“When you take things personally…you make something big out of something so little, because you have the need to be right and make everybody else wrong.  You also try hard to be right by giving them your own opinions.”

Joe Paterno gets this.  He didn’t take the yell leader’s comments personally.  In fact, he saw the humor in them.  Interpersonally competent people know this and work hard to not take things personally.

If you think about it, taking things personally is narcissistic.  When you take things personally, you are assuming that that what another person does or says is because of what he or she thinks of you.  In my experience, in 99.999% of cases, most people do not do things because they think they will upset me, make me angry, make me happy or sad.  They do what they do for their own reasons.  As Joe Paterno pointed out, the Texas A&M yell leader probably thought he was being funny.  Only he knows for sure.

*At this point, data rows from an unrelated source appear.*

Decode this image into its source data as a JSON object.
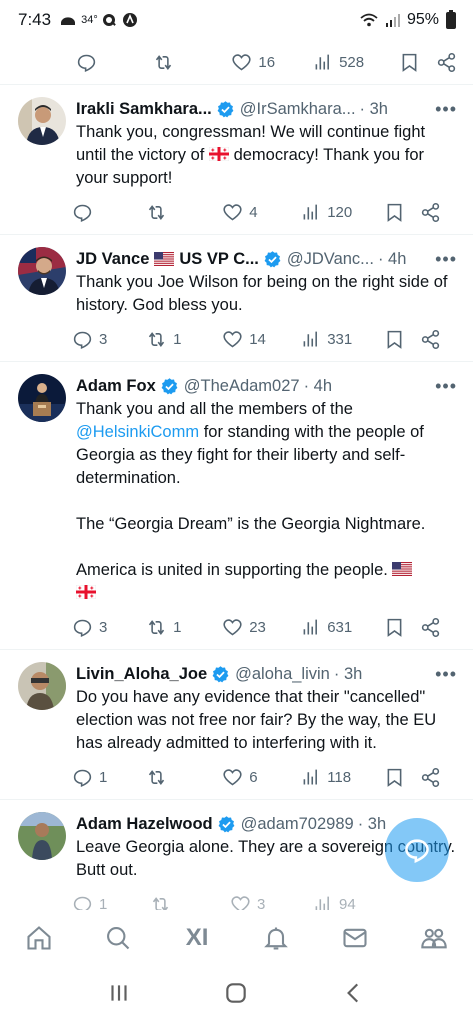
{
  "status_bar": {
    "time": "7:43",
    "temp": "34°",
    "battery": "95%"
  },
  "top_actions": {
    "reply": "",
    "retweet": "",
    "likes": "16",
    "views": "528"
  },
  "tweets": [
    {
      "name": "Irakli Samkhara...",
      "handle": "@IrSamkhara...",
      "time": "· 3h",
      "text_parts": [
        "Thank you, congressman! We will continue fight until the victory of ",
        " democracy! Thank you for your support!"
      ],
      "replies": "",
      "retweets": "",
      "likes": "4",
      "views": "120"
    },
    {
      "name": "JD Vance",
      "name_suffix": "US VP C...",
      "handle": "@JDVanc...",
      "time": "· 4h",
      "text": "Thank you Joe Wilson for being on the right side of history. God bless you.",
      "replies": "3",
      "retweets": "1",
      "likes": "14",
      "views": "331"
    },
    {
      "name": "Adam Fox",
      "handle": "@TheAdam027",
      "time": "· 4h",
      "text_before": "Thank you and all the members of the ",
      "mention": "@HelsinkiComm",
      "text_after": " for standing with the people of Georgia as they fight for their liberty and self-determination.",
      "text_p2": "The “Georgia Dream” is the Georgia Nightmare.",
      "text_p3": "America is united in supporting the people. ",
      "replies": "3",
      "retweets": "1",
      "likes": "23",
      "views": "631"
    },
    {
      "name": "Livin_Aloha_Joe",
      "handle": "@aloha_livin",
      "time": "· 3h",
      "text": "Do you have any evidence that their \"cancelled\" election was not free nor fair? By the way, the EU has already admitted to interfering with it.",
      "replies": "1",
      "retweets": "",
      "likes": "6",
      "views": "118"
    },
    {
      "name": "Adam Hazelwood",
      "handle": "@adam702989",
      "time": "· 3h",
      "text": "Leave Georgia alone. They are a sovereign country. Butt out.",
      "replies": "1",
      "retweets": "",
      "likes": "3",
      "views": "94"
    }
  ],
  "bottom_nav": {
    "grok_label": "XI"
  },
  "colors": {
    "accent": "#1d9bf0",
    "secondary_text": "#536471",
    "divider": "#eff3f4"
  }
}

The common sense point here is simple.  Don’t take things personally – even if they seem very personal to you.  You’ll build stronger, more lasting relationships and become known as an interpersonally competent person.

That’s it for today.  Thanks for reading.  Log on to my website for more common sense.  I had decided to close down my other blog: to concentrate on this one.  However, several people have suggested that I leave it up even if I plan no more posts.  It seems as if they feel that what I’ve written there over the past few years is valuable content and deserves its place in cyber space.  So, I am going to leave up  I may even post there every once in a while.  If you enjoyed it, don’t cancel your RSS feed.  This means that if you want a free ebook version of my book 4 Secrets of High Performing Organizations, you can still get it by logging on to

I’ll see you around the web, and at Alex’s Lemonade Stand.


PS: Speaking of Alex’s Lemonade Stand – my fundraising page is still open.  Please go to to read Alex’s inspiring story and to donate if you can.

Print Friendly, PDF & Email

Speak Your Mind


This site uses Akismet to reduce spam. Learn how your comment data is processed.